Entries from a dataset of interfaces:
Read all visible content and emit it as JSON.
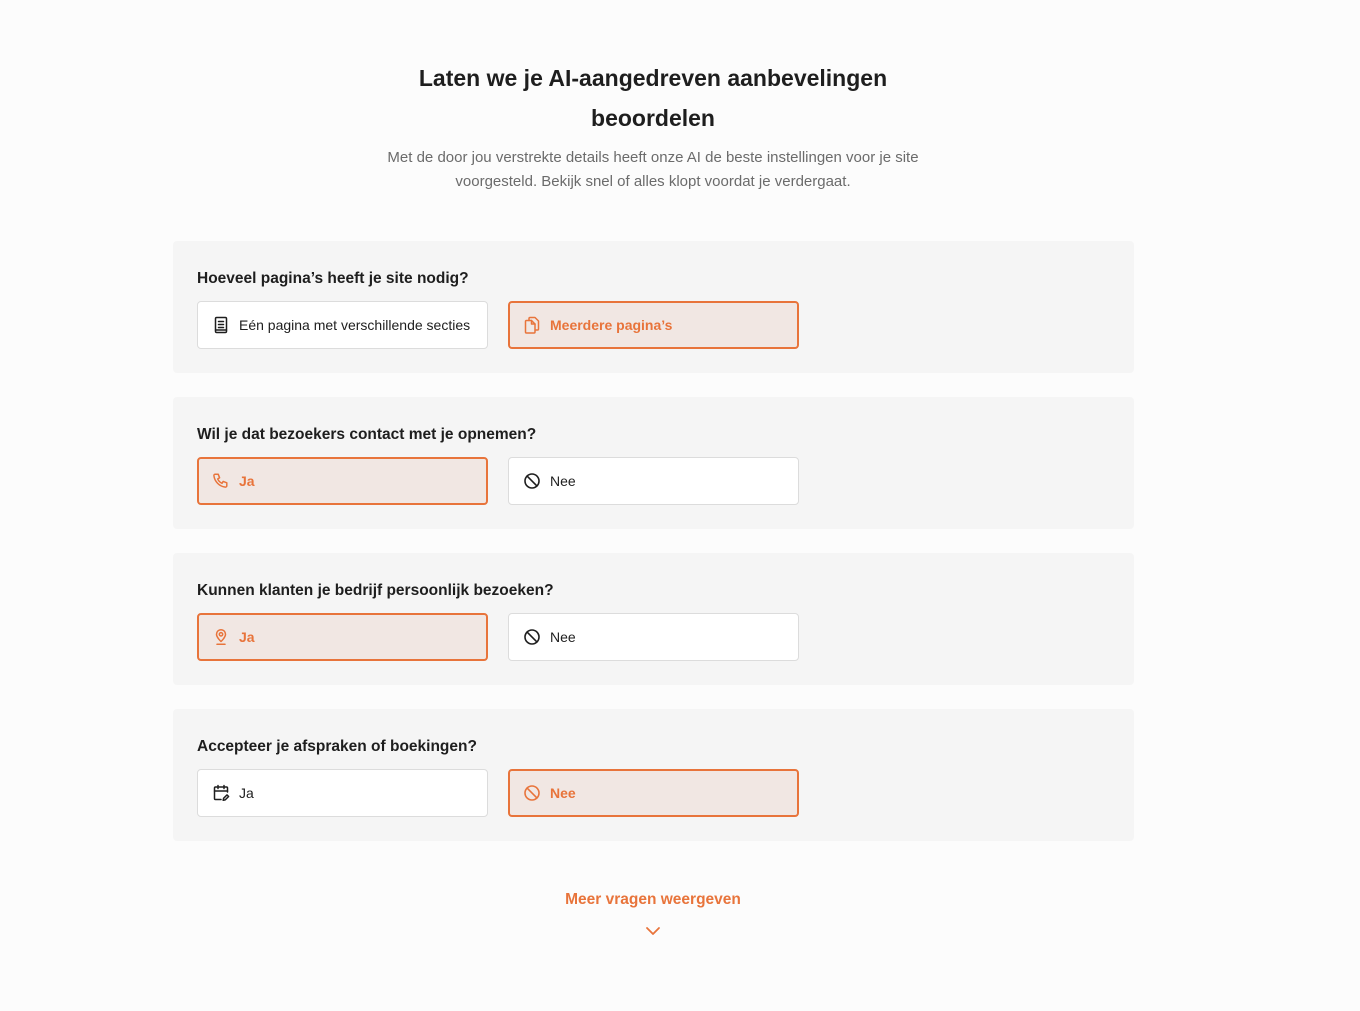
{
  "header": {
    "title": "Laten we je AI-aangedreven aanbevelingen beoordelen",
    "subtitle": "Met de door jou verstrekte details heeft onze AI de beste instellingen voor je site voorgesteld. Bekijk snel of alles klopt voordat je verdergaat."
  },
  "questions": [
    {
      "question": "Hoeveel pagina’s heeft je site nodig?",
      "options": [
        {
          "label": "Eén pagina met verschillende secties",
          "icon": "single-page-icon",
          "selected": false
        },
        {
          "label": "Meerdere pagina’s",
          "icon": "multiple-pages-icon",
          "selected": true
        }
      ]
    },
    {
      "question": "Wil je dat bezoekers contact met je opnemen?",
      "options": [
        {
          "label": "Ja",
          "icon": "phone-icon",
          "selected": true
        },
        {
          "label": "Nee",
          "icon": "ban-icon",
          "selected": false
        }
      ]
    },
    {
      "question": "Kunnen klanten je bedrijf persoonlijk bezoeken?",
      "options": [
        {
          "label": "Ja",
          "icon": "location-pin-icon",
          "selected": true
        },
        {
          "label": "Nee",
          "icon": "ban-icon",
          "selected": false
        }
      ]
    },
    {
      "question": "Accepteer je afspraken of boekingen?",
      "options": [
        {
          "label": "Ja",
          "icon": "calendar-edit-icon",
          "selected": false
        },
        {
          "label": "Nee",
          "icon": "ban-icon",
          "selected": true
        }
      ]
    }
  ],
  "more_button": {
    "label": "Meer vragen weergeven",
    "icon": "chevron-down-icon"
  },
  "colors": {
    "accent": "#e8743b",
    "selected_bg": "#f1e7e3",
    "card_bg": "#f5f5f5",
    "text": "#1e1e1e",
    "muted": "#6b6b6b"
  }
}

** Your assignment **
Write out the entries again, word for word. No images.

** Answer to this exercise **
Read all visible content and emit it as JSON.
{
  "header": {
    "title": "Laten we je AI-aangedreven aanbevelingen beoordelen",
    "subtitle": "Met de door jou verstrekte details heeft onze AI de beste instellingen voor je site voorgesteld. Bekijk snel of alles klopt voordat je verdergaat."
  },
  "questions": [
    {
      "question": "Hoeveel pagina’s heeft je site nodig?",
      "options": [
        {
          "label": "Eén pagina met verschillende secties",
          "icon": "single-page-icon",
          "selected": false
        },
        {
          "label": "Meerdere pagina’s",
          "icon": "multiple-pages-icon",
          "selected": true
        }
      ]
    },
    {
      "question": "Wil je dat bezoekers contact met je opnemen?",
      "options": [
        {
          "label": "Ja",
          "icon": "phone-icon",
          "selected": true
        },
        {
          "label": "Nee",
          "icon": "ban-icon",
          "selected": false
        }
      ]
    },
    {
      "question": "Kunnen klanten je bedrijf persoonlijk bezoeken?",
      "options": [
        {
          "label": "Ja",
          "icon": "location-pin-icon",
          "selected": true
        },
        {
          "label": "Nee",
          "icon": "ban-icon",
          "selected": false
        }
      ]
    },
    {
      "question": "Accepteer je afspraken of boekingen?",
      "options": [
        {
          "label": "Ja",
          "icon": "calendar-edit-icon",
          "selected": false
        },
        {
          "label": "Nee",
          "icon": "ban-icon",
          "selected": true
        }
      ]
    }
  ],
  "more_button": {
    "label": "Meer vragen weergeven",
    "icon": "chevron-down-icon"
  },
  "colors": {
    "accent": "#e8743b",
    "selected_bg": "#f1e7e3",
    "card_bg": "#f5f5f5",
    "text": "#1e1e1e",
    "muted": "#6b6b6b"
  }
}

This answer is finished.